Set down the whole listing that follows, precisely as written.

**RECORDS TO USE**
>>
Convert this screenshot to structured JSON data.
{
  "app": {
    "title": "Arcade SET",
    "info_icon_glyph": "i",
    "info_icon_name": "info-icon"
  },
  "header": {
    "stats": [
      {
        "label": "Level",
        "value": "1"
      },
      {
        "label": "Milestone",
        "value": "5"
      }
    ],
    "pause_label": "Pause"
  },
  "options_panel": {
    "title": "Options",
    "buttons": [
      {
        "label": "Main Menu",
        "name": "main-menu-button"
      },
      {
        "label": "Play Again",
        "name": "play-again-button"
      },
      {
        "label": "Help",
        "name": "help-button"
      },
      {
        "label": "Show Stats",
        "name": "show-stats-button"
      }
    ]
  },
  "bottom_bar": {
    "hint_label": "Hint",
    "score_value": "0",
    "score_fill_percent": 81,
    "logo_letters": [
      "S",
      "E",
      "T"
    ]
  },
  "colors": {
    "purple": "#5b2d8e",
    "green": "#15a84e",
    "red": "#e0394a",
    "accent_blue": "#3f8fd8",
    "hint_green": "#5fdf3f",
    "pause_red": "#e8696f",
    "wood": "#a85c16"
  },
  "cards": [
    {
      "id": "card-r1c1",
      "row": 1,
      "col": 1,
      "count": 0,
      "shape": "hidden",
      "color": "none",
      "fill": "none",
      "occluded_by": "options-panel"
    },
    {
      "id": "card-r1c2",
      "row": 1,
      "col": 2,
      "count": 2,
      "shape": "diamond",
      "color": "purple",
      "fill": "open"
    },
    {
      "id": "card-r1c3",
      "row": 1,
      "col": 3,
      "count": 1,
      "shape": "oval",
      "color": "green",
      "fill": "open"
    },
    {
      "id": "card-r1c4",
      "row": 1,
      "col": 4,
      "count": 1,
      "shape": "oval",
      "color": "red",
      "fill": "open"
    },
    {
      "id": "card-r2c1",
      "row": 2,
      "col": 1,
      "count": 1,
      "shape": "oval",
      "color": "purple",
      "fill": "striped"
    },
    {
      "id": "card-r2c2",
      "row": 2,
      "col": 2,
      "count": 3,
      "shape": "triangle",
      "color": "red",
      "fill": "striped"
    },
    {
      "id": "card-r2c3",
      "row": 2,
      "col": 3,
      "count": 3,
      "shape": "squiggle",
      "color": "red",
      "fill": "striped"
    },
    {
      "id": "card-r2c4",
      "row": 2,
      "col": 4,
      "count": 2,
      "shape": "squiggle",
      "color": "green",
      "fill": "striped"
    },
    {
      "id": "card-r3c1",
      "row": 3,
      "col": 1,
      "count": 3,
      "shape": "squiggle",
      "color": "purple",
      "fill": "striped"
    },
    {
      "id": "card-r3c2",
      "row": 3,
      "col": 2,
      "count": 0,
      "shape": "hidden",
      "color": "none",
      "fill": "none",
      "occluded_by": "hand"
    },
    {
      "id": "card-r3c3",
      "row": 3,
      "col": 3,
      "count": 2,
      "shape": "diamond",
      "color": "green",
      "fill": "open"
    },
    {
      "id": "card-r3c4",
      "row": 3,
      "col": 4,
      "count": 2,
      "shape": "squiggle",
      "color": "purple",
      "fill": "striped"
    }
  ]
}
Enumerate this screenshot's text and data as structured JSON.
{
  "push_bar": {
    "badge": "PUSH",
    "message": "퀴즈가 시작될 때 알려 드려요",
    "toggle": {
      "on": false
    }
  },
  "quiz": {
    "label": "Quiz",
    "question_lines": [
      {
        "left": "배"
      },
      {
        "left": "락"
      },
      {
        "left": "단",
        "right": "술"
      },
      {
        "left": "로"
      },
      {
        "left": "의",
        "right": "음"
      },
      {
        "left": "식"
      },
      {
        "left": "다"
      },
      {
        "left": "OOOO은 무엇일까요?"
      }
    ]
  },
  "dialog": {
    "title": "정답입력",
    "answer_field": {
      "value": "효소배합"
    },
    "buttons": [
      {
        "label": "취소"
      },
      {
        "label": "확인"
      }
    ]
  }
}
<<
**RESPONSE**
Convert this screenshot to structured JSON data.
{
  "app": {
    "title": "Arcade SET",
    "info_icon_glyph": "i",
    "info_icon_name": "info-icon"
  },
  "header": {
    "stats": [
      {
        "label": "Level",
        "value": "1"
      },
      {
        "label": "Milestone",
        "value": "5"
      }
    ],
    "pause_label": "Pause"
  },
  "options_panel": {
    "title": "Options",
    "buttons": [
      {
        "label": "Main Menu",
        "name": "main-menu-button"
      },
      {
        "label": "Play Again",
        "name": "play-again-button"
      },
      {
        "label": "Help",
        "name": "help-button"
      },
      {
        "label": "Show Stats",
        "name": "show-stats-button"
      }
    ]
  },
  "bottom_bar": {
    "hint_label": "Hint",
    "score_value": "0",
    "score_fill_percent": 81,
    "logo_letters": [
      "S",
      "E",
      "T"
    ]
  },
  "colors": {
    "purple": "#5b2d8e",
    "green": "#15a84e",
    "red": "#e0394a",
    "accent_blue": "#3f8fd8",
    "hint_green": "#5fdf3f",
    "pause_red": "#e8696f",
    "wood": "#a85c16"
  },
  "cards": [
    {
      "id": "card-r1c1",
      "row": 1,
      "col": 1,
      "count": 0,
      "shape": "hidden",
      "color": "none",
      "fill": "none",
      "occluded_by": "options-panel"
    },
    {
      "id": "card-r1c2",
      "row": 1,
      "col": 2,
      "count": 2,
      "shape": "diamond",
      "color": "purple",
      "fill": "open"
    },
    {
      "id": "card-r1c3",
      "row": 1,
      "col": 3,
      "count": 1,
      "shape": "oval",
      "color": "green",
      "fill": "open"
    },
    {
      "id": "card-r1c4",
      "row": 1,
      "col": 4,
      "count": 1,
      "shape": "oval",
      "color": "red",
      "fill": "open"
    },
    {
      "id": "card-r2c1",
      "row": 2,
      "col": 1,
      "count": 1,
      "shape": "oval",
      "color": "purple",
      "fill": "striped"
    },
    {
      "id": "card-r2c2",
      "row": 2,
      "col": 2,
      "count": 3,
      "shape": "triangle",
      "color": "red",
      "fill": "striped"
    },
    {
      "id": "card-r2c3",
      "row": 2,
      "col": 3,
      "count": 3,
      "shape": "squiggle",
      "color": "red",
      "fill": "striped"
    },
    {
      "id": "card-r2c4",
      "row": 2,
      "col": 4,
      "count": 2,
      "shape": "squiggle",
      "color": "green",
      "fill": "striped"
    },
    {
      "id": "card-r3c1",
      "row": 3,
      "col": 1,
      "count": 3,
      "shape": "squiggle",
      "color": "purple",
      "fill": "striped"
    },
    {
      "id": "card-r3c2",
      "row": 3,
      "col": 2,
      "count": 0,
      "shape": "hidden",
      "color": "none",
      "fill": "none",
      "occluded_by": "hand"
    },
    {
      "id": "card-r3c3",
      "row": 3,
      "col": 3,
      "count": 2,
      "shape": "diamond",
      "color": "green",
      "fill": "open"
    },
    {
      "id": "card-r3c4",
      "row": 3,
      "col": 4,
      "count": 2,
      "shape": "squiggle",
      "color": "purple",
      "fill": "striped"
    }
  ]
}
Enumerate this screenshot's text and data as structured JSON.
{
  "push_bar": {
    "badge": "PUSH",
    "message": "퀴즈가 시작될 때 알려 드려요",
    "toggle": {
      "on": false
    }
  },
  "quiz": {
    "label": "Quiz",
    "question_lines": [
      {
        "left": "배"
      },
      {
        "left": "락"
      },
      {
        "left": "단",
        "right": "술"
      },
      {
        "left": "로"
      },
      {
        "left": "의",
        "right": "음"
      },
      {
        "left": "식"
      },
      {
        "left": "다"
      },
      {
        "left": "OOOO은 무엇일까요?"
      }
    ]
  },
  "dialog": {
    "title": "정답입력",
    "answer_field": {
      "value": "효소배합"
    },
    "buttons": [
      {
        "label": "취소"
      },
      {
        "label": "확인"
      }
    ]
  }
}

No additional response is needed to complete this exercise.